Every dog has its own idiosyncrasies, but it’s fair to say most breeds also have their more inherent characteristics.
If so, I find it an amusing but insightful exercise to ask CEOs and organizational leaders to consider how their staffs would match up if they were, well, canines. (Please, let’s have some fun here and dispense with any moral outrage about associating people with dogs, okay?)
In my experience, generally, you can find five breeds in any organization:
Wolves While a more primal version of a domesticated dog, we understand wolves as predators, sneaky attackers, working in packs. They go after the weak, they are out for themselves, you dare not trust them. This is your saboteur.
Basset Hounds Gotta love ‘em. They just lounge around, don’t get much done, respond begrudgingly to your call, but somehow you just don’t have the heart to get rid of them (or worry that you will be labeled the hard soul if you do.) Bassett Hounds are like an old pair of bedroom slippers. We just hang onto them, even if we forget why.
Beagles Talk about just great to have around! They will come when you call them. They’ll stand there with tail wagging, just anxious to please you, and they’ll do most anything you ask — but you do have to ask. Loyal, energetic, but they need a leash.
St. Bernards If you’re in a jam, or need someone you can trust, you need your St. Bernard. They will doggedly work through some of the harshest elements to be there with what you need. Durable, reliable, they carry their weight, and often much of yours.
Border Collies Adventurous, always exploring and testing the boundaries. They look out for you, but do it best by helping you think about what is out there, whether danger or opportunity. They take risks, push boundaries, and all they ask in return is to let them run free a bit.
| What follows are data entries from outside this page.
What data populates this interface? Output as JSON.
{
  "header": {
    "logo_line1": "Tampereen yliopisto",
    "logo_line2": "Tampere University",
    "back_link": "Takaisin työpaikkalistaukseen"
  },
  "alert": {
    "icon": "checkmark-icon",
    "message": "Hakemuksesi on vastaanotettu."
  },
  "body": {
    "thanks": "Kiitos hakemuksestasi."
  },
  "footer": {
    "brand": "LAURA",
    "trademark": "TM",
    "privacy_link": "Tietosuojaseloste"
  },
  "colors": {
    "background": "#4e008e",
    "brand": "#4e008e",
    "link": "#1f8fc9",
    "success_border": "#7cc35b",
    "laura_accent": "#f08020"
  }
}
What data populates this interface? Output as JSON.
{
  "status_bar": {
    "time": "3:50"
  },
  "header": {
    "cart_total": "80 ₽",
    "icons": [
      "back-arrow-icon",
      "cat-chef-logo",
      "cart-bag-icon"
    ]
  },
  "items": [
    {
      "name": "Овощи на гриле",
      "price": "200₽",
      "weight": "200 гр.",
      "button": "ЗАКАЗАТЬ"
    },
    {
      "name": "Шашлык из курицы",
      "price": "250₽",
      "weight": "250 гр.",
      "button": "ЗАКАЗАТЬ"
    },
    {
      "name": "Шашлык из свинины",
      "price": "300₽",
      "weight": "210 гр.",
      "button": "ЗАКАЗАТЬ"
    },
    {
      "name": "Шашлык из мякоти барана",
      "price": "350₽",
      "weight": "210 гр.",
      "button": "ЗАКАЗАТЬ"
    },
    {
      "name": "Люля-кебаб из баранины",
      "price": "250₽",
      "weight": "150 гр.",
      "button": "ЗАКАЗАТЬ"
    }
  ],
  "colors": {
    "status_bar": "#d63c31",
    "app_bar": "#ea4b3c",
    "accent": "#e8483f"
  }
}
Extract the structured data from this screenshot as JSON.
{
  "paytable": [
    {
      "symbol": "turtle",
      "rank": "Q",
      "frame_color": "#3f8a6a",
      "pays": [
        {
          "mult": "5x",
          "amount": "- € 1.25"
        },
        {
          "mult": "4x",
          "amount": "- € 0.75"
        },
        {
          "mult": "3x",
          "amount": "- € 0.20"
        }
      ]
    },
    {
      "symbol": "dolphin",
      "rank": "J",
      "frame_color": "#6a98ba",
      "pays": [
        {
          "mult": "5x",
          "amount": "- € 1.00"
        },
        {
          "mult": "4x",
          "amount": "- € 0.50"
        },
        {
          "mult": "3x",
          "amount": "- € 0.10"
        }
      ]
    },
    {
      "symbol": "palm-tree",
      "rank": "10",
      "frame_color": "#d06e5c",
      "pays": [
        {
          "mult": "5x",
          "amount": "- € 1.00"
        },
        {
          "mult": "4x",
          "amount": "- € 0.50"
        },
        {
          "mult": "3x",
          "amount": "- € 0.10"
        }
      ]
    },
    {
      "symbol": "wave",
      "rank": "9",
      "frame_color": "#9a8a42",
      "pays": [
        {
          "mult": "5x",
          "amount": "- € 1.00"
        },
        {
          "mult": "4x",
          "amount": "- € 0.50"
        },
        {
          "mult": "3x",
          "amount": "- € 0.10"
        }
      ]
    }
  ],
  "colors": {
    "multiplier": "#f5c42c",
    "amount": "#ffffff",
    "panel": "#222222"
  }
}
We can ask ourselves the questions then:
- With what types do I spend more of my time and energy? Where is the best use of my time?
- Which ones have the most influence on my organization’s culture and performance?
- Did I mean to have this mix, or is it time for some changes?